Bernares home
Pooja Kapur, owner of lifestyle store Benares at her home in Coronation Road West.

A$600 watercolour painting hangs outside Mrs Pooja Kapur’s home in Coronation Road West. But the owner of lifestyle store Benares is not worried that someone might steal it.

“It’s just that kind of community where you never really worry about people taking your things,” says Mrs Kapur, 42. “We leave our doors open all the time, and the kids run in and out. So I’m not worried about people taking it away.”

That painting, by an Indian artist whom she remembers only as “Deepshika”, is the first artwork the Indian expatriate bought from a Mumbai gallery about 15 years ago and it sparked off a love affair with art. And it hints at the beautiful collection within her 3,800 sq ft condominium apartment.

Step inside and you will find works by other Asian artists. About 30 pieces, including those by Punjabi-Indian artist Satish Gujral, Vietnamese painter Thon That Bang and Japanese Fujitako Hiroko, hang on walls. Furniture accessories, such as a larger-than-life birdcage, dot the apartment.

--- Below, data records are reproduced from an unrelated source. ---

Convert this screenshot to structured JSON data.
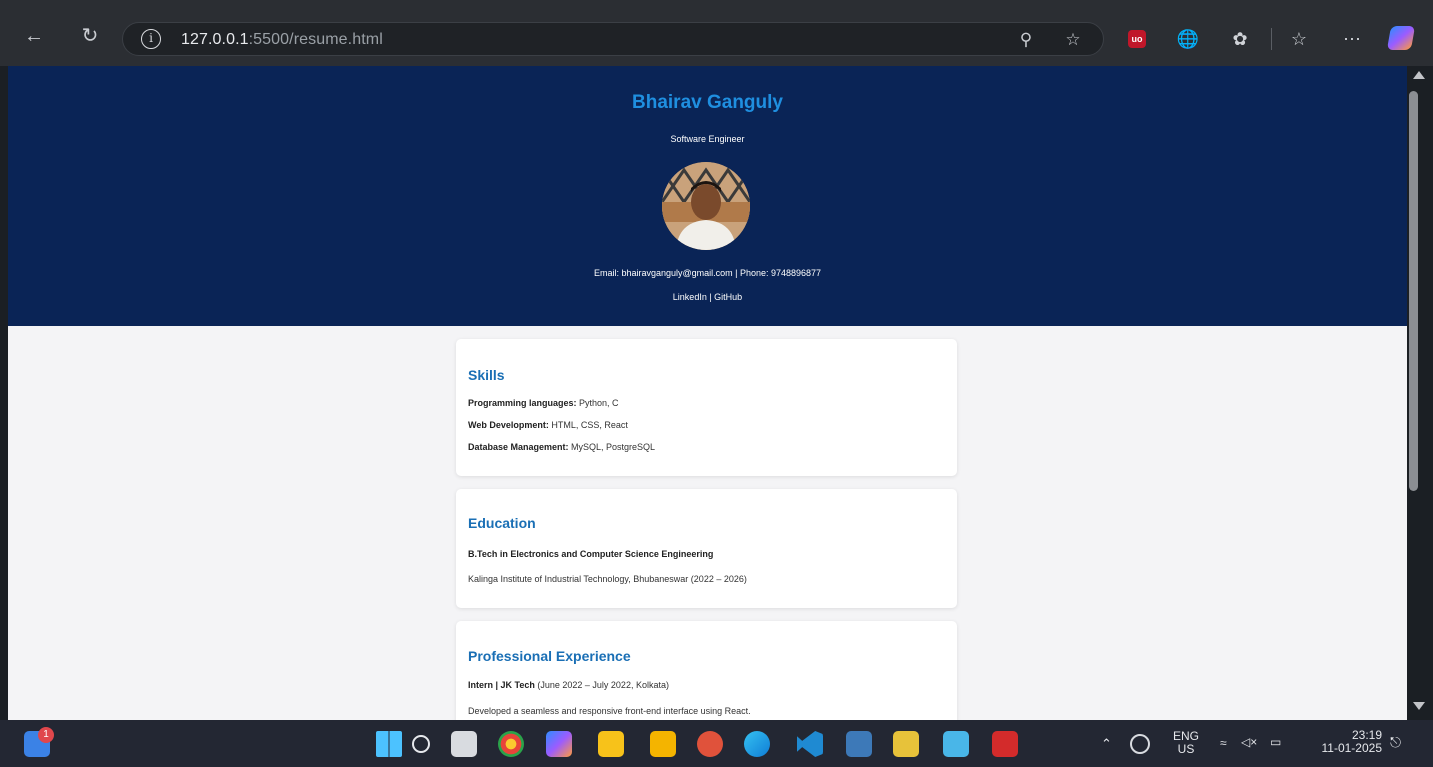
{
  "browser": {
    "url_host": "127.0.0.1",
    "url_path": ":5500/resume.html"
  },
  "resume": {
    "name": "Bhairav Ganguly",
    "title": "Software Engineer",
    "contact": "Email: bhairavganguly@gmail.com | Phone: 9748896877",
    "links": "LinkedIn | GitHub",
    "skills": {
      "heading": "Skills",
      "items": [
        {
          "label": "Programming languages:",
          "value": " Python, C"
        },
        {
          "label": "Web Development:",
          "value": " HTML, CSS, React"
        },
        {
          "label": "Database Management:",
          "value": " MySQL, PostgreSQL"
        }
      ]
    },
    "education": {
      "heading": "Education",
      "degree": "B.Tech in Electronics and Computer Science Engineering",
      "institution": "Kalinga Institute of Industrial Technology, Bhubaneswar (2022 – 2026)"
    },
    "experience": {
      "heading": "Professional Experience",
      "role": "Intern | JK Tech",
      "role_detail": " (June 2022 – July 2022, Kolkata)",
      "description": "Developed a seamless and responsive front-end interface using React."
    }
  },
  "taskbar": {
    "notification_badge": "1",
    "lang_primary": "ENG",
    "lang_secondary": "US",
    "time": "23:19",
    "date": "11-01-2025"
  }
}
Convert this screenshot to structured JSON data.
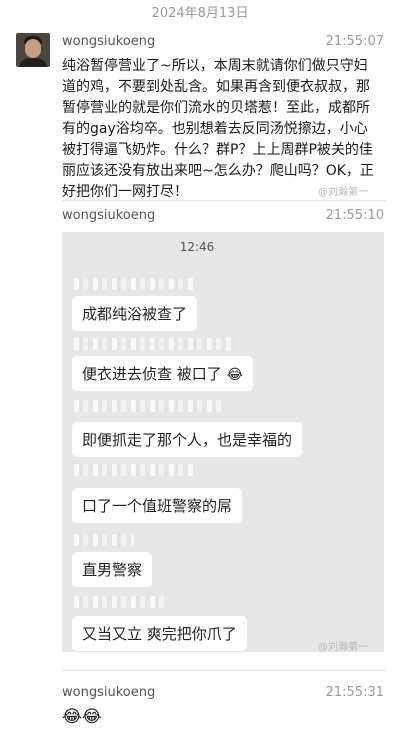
{
  "date_divider": "2024年8月13日",
  "messages": [
    {
      "author": "wongsiukoeng",
      "time": "21:55:07",
      "text": "纯浴暂停营业了~所以，本周末就请你们做只守妇道的鸡，不要到处乱含。如果再含到便衣叔叔，那暂停营业的就是你们流水的贝塔惹！至此，成都所有的gay浴均卒。也别想着去反同汤悦擦边，小心被打得逼飞奶炸。什么？群P？上上周群P被关的佳丽应该还没有放出来吧~怎么办？爬山吗？OK，正好把你们一网打尽！",
      "watermark": "@刘瀚第一"
    },
    {
      "author": "wongsiukoeng",
      "time": "21:55:10",
      "screenshot": {
        "clock": "12:46",
        "bubbles": [
          "成都纯浴被查了",
          "便衣进去侦查 被口了",
          "即便抓走了那个人，也是幸福的",
          "口了一个值班警察的屌",
          "直男警察",
          "又当又立 爽完把你爪了"
        ],
        "bubble_emoji": "😂",
        "watermark": "@刘瀚第一"
      }
    },
    {
      "author": "wongsiukoeng",
      "time": "21:55:31",
      "text": "😂😂"
    }
  ]
}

Bernares home
The centrepiece in the dining-cum-living area of Pooja Kapur's home offers an all-round view of the family’s art collection.

Most were picked up on Mrs Kapur’s travels with her husband Varun, 42, who works in the finance industry here. The couple also buy art at auctions and art fairs around the region, such as in China and Vietnam.

She says they never planned on being art collectors. “We stumbled onto our first piece and really liked it. We never talked about collecting art as collectors or as an investment. We like the look of all the works we have bought and they have special meaning to us.”

Sharing the apartment are their two sons Rahil, 14, and Riyaan, nine, who attend the Singapore American School. The family also has a Labrador dog, Neo.

They moved here from Hong Kong two years ago and Mrs Kapur set up shop in Ion Orchard with her Singapore-based sister Shabri Malik about three months ago. Now Benares’ chief executive, she had previously worked in advertising for 10 years.

The paintings and accessories, such as a luggage table top and Venetian masks, add pops of colour to the communal spaces. Of the mix of works, she says: “I have them all out together though they are different styles and from different places. It’s eclectic yet harmonious.”

She entertains regularly around the heavy wood dining table that takes centre stage in the open concept dining-cum-living room. But the family eats mostly in the kitchen at a table that seats four.

The dining table in the kitchen is where Pooja Kapur and her family take their meals. Ms Kapur is the owner of lifestyle store Benares.

The kitchen is also where she works when she is home. It has a “peaceful” view of the lush greenery on the condominium’s grounds.

There is also a game room and three seating areas for the family to spend time together. “It’s important that the house has central points where everyone can do things together,” she says. “If not, everyone’s off doing his own thing.”

She has extended her interior decorating touch to her sons’ room, picking out the furniture. But the boys personalised it with movie, music and sports posters and memorabilia, and chose their own colour.

She says with a laugh: “It’s still such a boys’ room. But I’ve kept everything simple so that it’s easy for them to keep it clean and neat.”

Bernares home
Pooja Kapur’s younger son, Riyaan, personalised his room with movie and sports posters. Ms Kapur is the owner of lifestyle store Benares.

She says she is a stickler for neatness and it shows – her house is immaculately put together. But it is not a big deal to her if the boys create a little mess. After all, she says, it is their home to enjoy.

“The boys have grown up with these pieces and know how to move around them. I’ve never made my house childproof. I don’t want it to be a museum.”

Written by Natasha Ann Zachariah for The Straits Times. Photos: The Straits Times. This article was first published in 2012.